*** Opening Input ***

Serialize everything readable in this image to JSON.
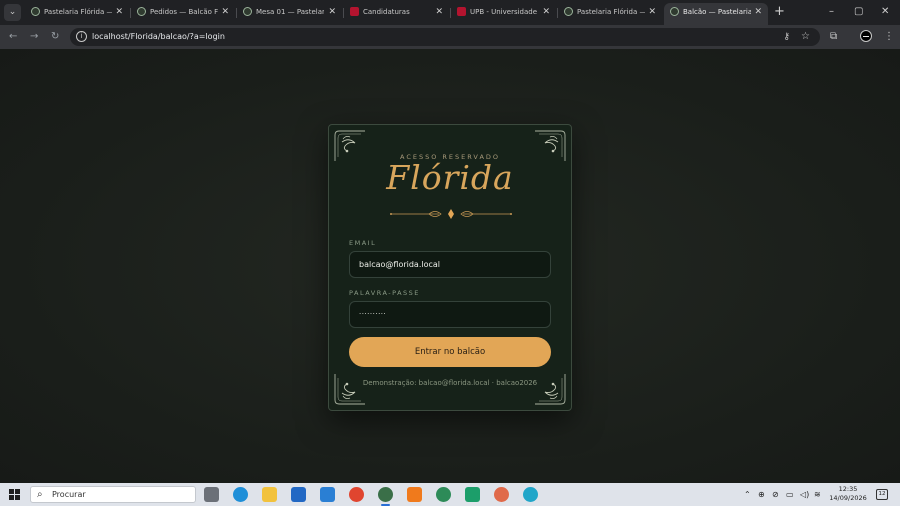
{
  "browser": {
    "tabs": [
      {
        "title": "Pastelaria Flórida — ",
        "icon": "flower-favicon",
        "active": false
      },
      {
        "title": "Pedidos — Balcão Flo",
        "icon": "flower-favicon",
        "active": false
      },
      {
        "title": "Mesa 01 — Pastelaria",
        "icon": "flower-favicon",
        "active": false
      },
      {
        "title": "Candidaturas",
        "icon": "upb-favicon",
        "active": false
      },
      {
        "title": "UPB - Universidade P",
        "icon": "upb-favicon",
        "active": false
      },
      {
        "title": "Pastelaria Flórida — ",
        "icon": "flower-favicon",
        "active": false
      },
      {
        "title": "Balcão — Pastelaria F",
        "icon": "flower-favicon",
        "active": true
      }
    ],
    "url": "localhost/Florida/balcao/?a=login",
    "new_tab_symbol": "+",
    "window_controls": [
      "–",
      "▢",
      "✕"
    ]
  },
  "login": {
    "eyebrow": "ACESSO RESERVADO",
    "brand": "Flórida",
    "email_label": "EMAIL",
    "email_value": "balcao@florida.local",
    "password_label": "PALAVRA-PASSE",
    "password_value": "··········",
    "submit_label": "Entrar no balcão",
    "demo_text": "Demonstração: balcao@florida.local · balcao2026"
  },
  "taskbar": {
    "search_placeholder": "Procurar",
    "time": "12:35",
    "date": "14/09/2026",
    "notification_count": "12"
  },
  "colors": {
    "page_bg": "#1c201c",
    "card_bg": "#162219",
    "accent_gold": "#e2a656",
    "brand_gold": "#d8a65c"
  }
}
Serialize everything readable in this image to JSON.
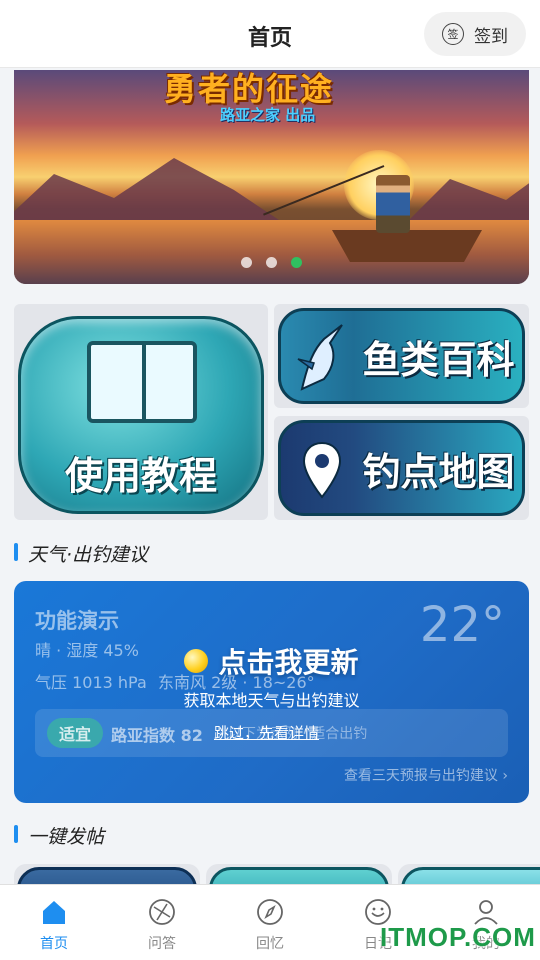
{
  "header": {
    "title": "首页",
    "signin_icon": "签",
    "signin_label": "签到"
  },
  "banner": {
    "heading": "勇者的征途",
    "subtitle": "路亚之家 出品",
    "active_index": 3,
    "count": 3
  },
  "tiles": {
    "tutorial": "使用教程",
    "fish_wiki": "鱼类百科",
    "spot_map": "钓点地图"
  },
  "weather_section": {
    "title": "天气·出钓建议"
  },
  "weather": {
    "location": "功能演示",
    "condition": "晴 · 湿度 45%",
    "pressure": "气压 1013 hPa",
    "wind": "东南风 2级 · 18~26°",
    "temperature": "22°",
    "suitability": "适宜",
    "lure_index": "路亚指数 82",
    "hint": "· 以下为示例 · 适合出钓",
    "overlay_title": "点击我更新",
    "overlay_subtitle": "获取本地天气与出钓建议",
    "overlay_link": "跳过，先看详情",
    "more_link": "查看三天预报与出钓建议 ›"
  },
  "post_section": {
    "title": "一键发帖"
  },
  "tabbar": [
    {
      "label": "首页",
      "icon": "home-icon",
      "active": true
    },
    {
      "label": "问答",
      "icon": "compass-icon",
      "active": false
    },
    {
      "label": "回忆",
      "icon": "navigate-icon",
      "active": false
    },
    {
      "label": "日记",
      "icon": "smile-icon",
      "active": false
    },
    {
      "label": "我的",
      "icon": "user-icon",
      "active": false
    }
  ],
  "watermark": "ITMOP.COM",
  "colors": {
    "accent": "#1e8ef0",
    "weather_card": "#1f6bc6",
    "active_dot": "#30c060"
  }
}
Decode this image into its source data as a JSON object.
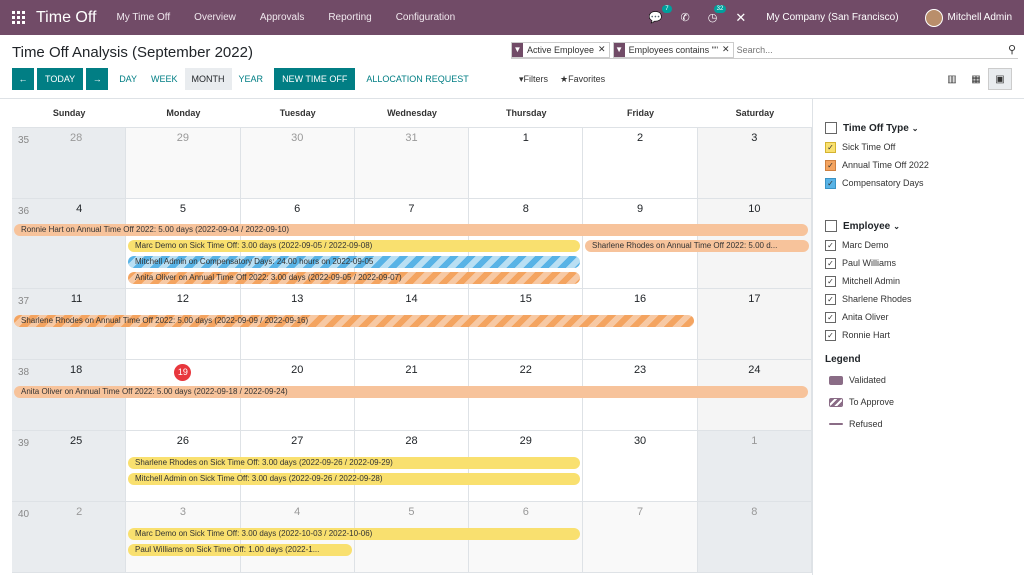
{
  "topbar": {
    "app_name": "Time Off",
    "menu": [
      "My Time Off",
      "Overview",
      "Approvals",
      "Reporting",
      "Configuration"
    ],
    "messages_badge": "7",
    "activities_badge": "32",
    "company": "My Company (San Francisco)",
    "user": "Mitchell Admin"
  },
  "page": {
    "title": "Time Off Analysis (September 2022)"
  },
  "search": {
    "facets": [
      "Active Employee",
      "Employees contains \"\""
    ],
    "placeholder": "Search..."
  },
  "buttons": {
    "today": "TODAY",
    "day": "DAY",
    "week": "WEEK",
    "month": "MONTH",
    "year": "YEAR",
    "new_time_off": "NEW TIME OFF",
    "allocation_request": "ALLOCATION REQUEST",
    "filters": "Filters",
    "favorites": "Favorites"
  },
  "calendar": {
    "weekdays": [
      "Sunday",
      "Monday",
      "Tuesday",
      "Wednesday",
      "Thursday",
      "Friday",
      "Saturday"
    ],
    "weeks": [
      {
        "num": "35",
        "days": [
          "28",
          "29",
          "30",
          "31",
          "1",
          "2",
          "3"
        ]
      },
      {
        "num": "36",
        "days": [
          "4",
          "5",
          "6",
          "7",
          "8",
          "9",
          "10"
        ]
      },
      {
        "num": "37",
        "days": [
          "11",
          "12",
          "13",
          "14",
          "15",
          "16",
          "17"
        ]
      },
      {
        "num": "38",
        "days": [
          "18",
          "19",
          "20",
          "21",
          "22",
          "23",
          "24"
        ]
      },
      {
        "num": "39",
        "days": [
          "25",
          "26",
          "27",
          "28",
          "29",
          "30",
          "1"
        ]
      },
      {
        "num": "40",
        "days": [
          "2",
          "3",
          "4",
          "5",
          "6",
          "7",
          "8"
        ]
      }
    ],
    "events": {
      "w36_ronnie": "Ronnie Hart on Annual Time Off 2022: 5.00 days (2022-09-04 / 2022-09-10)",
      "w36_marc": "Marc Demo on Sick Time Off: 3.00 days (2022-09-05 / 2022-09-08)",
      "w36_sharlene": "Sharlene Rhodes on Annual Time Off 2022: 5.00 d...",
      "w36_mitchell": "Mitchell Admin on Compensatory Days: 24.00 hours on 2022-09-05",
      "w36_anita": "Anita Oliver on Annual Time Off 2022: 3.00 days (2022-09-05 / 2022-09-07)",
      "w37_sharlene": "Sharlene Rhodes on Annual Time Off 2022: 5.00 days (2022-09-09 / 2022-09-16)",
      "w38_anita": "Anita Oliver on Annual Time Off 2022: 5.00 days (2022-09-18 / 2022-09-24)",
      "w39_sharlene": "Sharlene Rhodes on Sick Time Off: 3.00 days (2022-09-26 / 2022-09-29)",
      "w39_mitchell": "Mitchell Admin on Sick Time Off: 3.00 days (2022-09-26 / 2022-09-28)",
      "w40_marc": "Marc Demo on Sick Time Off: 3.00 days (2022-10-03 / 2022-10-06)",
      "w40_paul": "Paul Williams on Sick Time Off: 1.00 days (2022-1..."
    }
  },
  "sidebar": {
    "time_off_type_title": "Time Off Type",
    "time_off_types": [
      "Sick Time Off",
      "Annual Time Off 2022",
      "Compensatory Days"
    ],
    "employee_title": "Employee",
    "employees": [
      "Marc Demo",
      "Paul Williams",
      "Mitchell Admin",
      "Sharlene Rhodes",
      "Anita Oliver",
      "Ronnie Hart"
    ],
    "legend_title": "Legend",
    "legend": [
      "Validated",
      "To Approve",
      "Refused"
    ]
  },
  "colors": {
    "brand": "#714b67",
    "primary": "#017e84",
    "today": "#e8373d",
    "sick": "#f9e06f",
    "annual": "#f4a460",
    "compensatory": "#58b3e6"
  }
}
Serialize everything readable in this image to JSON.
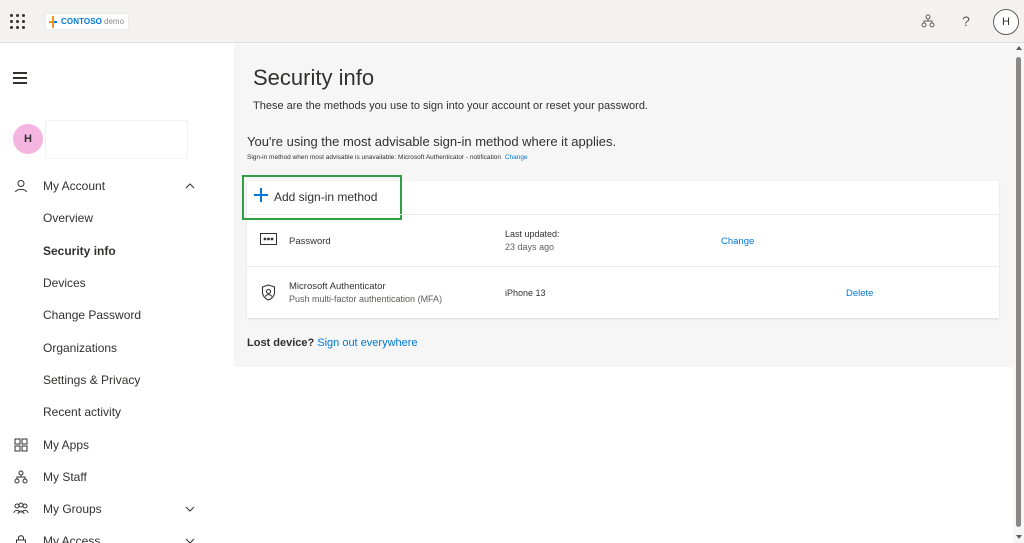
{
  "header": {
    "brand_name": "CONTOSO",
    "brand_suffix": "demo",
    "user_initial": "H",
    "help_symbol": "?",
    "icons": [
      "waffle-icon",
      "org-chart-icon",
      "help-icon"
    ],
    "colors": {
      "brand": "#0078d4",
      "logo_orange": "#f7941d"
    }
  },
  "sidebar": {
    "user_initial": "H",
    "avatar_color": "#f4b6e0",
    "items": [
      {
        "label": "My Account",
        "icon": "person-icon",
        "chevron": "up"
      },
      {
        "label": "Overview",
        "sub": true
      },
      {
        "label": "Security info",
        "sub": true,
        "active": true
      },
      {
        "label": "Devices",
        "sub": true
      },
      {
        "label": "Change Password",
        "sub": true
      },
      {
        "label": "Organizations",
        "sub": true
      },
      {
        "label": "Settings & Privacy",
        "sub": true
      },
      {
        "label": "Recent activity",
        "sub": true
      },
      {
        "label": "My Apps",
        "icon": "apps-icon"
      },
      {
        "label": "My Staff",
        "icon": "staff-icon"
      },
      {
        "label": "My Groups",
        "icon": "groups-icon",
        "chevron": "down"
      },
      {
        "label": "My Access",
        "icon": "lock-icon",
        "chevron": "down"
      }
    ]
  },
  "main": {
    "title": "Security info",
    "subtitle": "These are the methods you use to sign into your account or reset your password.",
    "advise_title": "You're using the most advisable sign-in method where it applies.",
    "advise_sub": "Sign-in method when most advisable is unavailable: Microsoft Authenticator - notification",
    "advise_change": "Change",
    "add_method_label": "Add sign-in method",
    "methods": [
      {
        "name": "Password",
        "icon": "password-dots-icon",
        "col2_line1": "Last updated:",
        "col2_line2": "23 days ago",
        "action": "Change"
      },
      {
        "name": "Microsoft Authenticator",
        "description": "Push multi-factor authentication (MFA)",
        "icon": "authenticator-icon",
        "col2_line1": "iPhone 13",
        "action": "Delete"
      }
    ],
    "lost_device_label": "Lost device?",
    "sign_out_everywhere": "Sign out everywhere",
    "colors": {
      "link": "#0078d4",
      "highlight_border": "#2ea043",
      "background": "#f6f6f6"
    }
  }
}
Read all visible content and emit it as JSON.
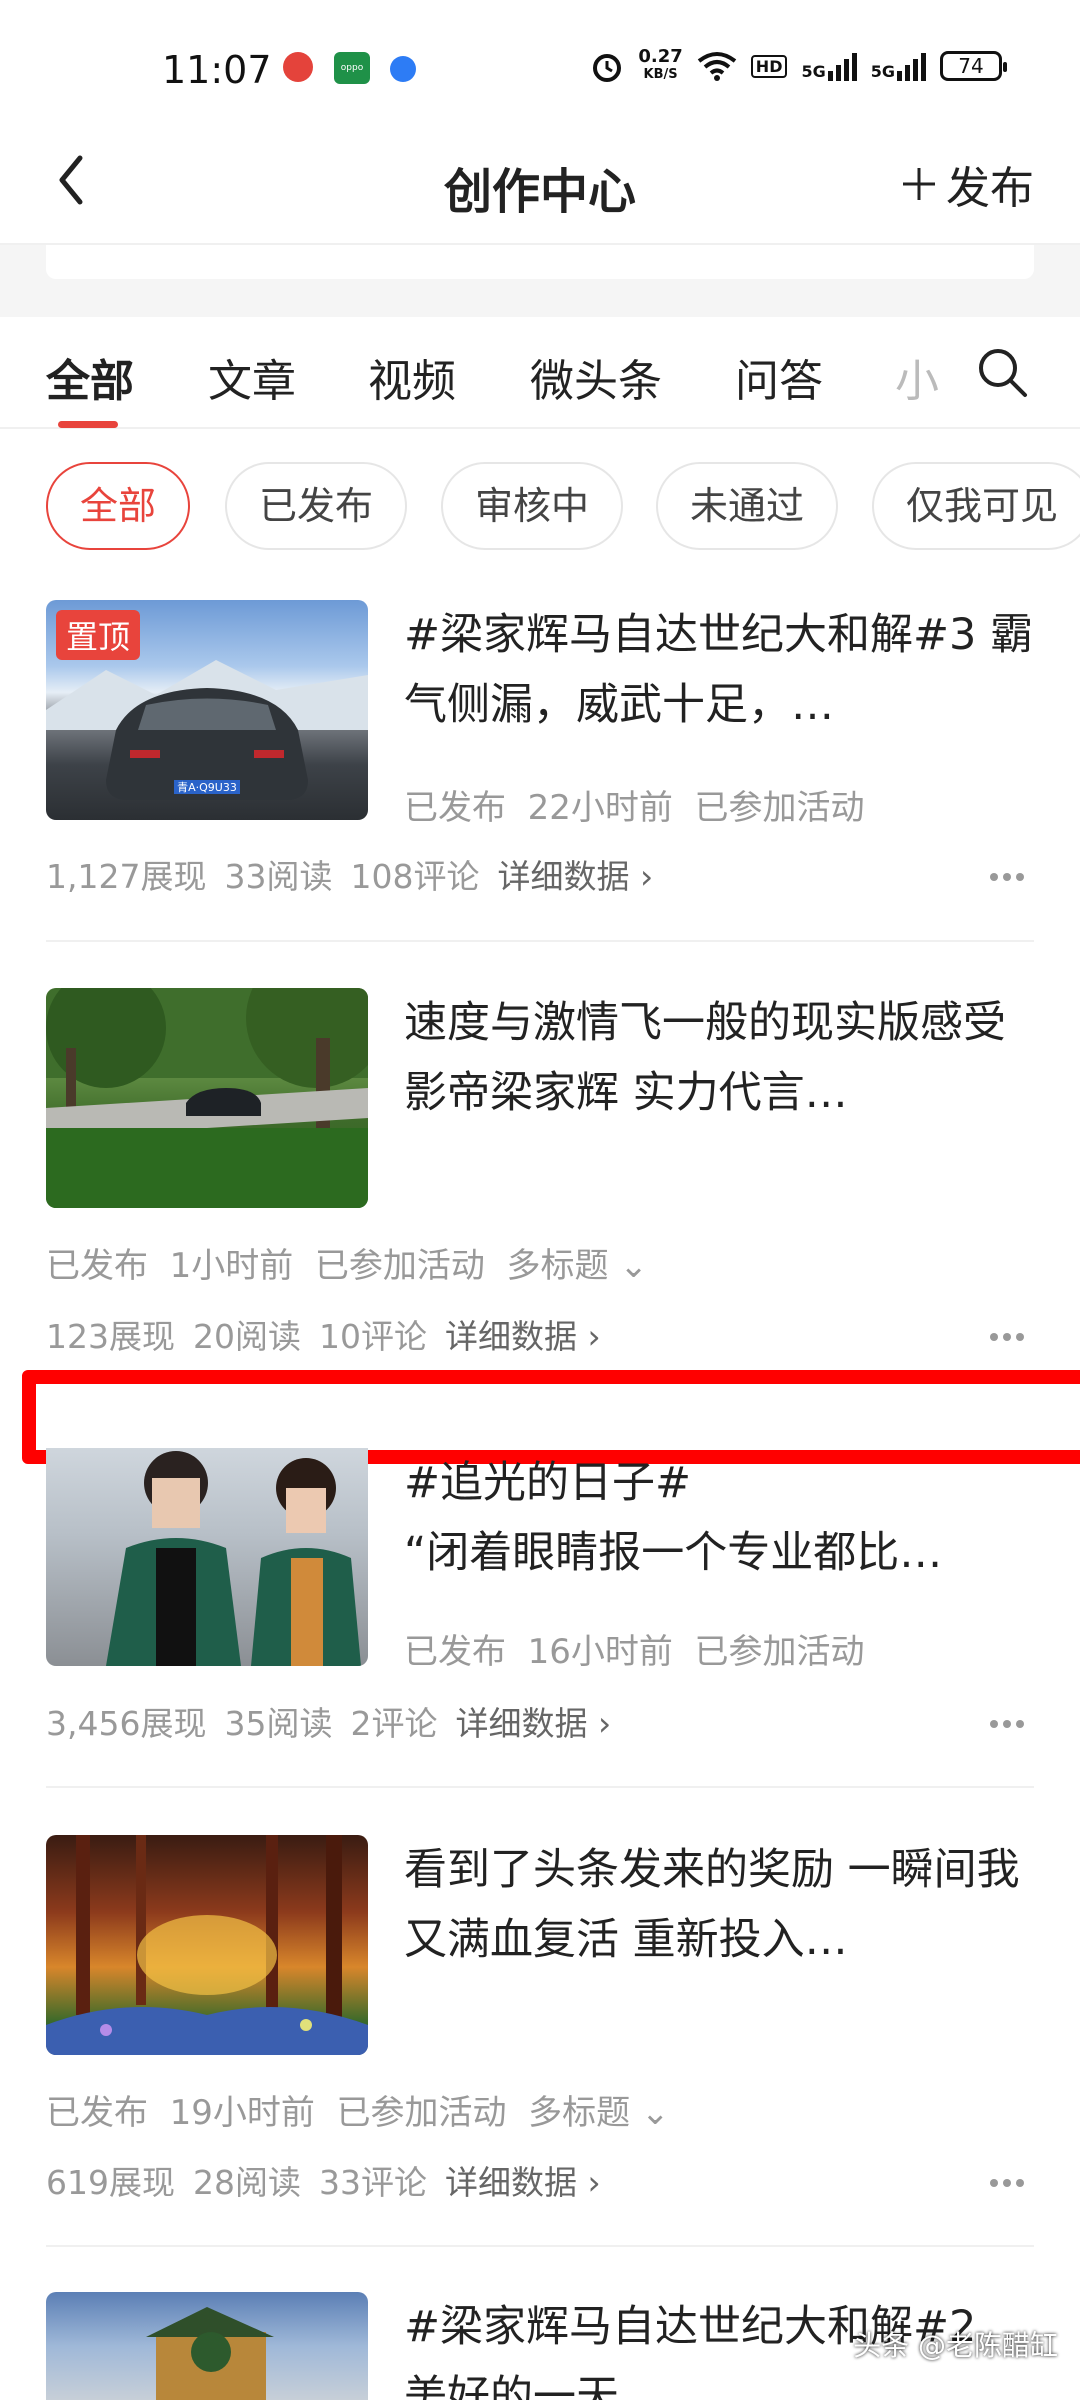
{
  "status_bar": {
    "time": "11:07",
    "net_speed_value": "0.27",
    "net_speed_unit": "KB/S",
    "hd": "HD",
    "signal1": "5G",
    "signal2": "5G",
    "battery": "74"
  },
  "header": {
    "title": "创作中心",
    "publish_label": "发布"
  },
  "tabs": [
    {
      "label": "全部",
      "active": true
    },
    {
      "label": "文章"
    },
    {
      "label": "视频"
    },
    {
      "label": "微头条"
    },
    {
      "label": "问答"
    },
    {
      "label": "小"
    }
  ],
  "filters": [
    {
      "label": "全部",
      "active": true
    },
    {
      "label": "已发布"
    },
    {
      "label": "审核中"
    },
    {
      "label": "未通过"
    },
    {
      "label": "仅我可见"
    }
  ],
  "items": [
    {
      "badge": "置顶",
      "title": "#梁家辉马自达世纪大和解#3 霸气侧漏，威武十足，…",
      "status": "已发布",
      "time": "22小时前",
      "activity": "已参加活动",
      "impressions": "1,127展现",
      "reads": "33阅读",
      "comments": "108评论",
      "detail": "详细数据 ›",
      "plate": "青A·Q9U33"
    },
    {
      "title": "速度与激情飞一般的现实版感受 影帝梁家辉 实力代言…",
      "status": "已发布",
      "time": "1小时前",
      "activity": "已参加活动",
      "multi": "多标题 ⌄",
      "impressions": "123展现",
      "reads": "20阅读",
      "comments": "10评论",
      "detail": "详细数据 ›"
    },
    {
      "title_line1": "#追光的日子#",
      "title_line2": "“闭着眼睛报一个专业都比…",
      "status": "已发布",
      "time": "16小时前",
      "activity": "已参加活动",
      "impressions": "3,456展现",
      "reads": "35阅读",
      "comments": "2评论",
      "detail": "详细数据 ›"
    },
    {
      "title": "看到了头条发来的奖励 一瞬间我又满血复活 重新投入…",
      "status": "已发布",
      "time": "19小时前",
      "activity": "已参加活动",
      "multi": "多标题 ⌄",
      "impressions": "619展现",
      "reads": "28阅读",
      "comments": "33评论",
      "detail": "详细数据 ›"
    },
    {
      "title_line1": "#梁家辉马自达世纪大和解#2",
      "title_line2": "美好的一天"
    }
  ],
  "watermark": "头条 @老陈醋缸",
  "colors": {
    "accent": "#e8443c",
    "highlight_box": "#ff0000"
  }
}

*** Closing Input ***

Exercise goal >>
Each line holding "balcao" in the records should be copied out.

Answer space >>
    "url": "localhost/Florida/balcao/?a=login",
    "email_value": "balcao@florida.local",
    "demo_text": "Demonstração: balcao@florida.local · balcao2026"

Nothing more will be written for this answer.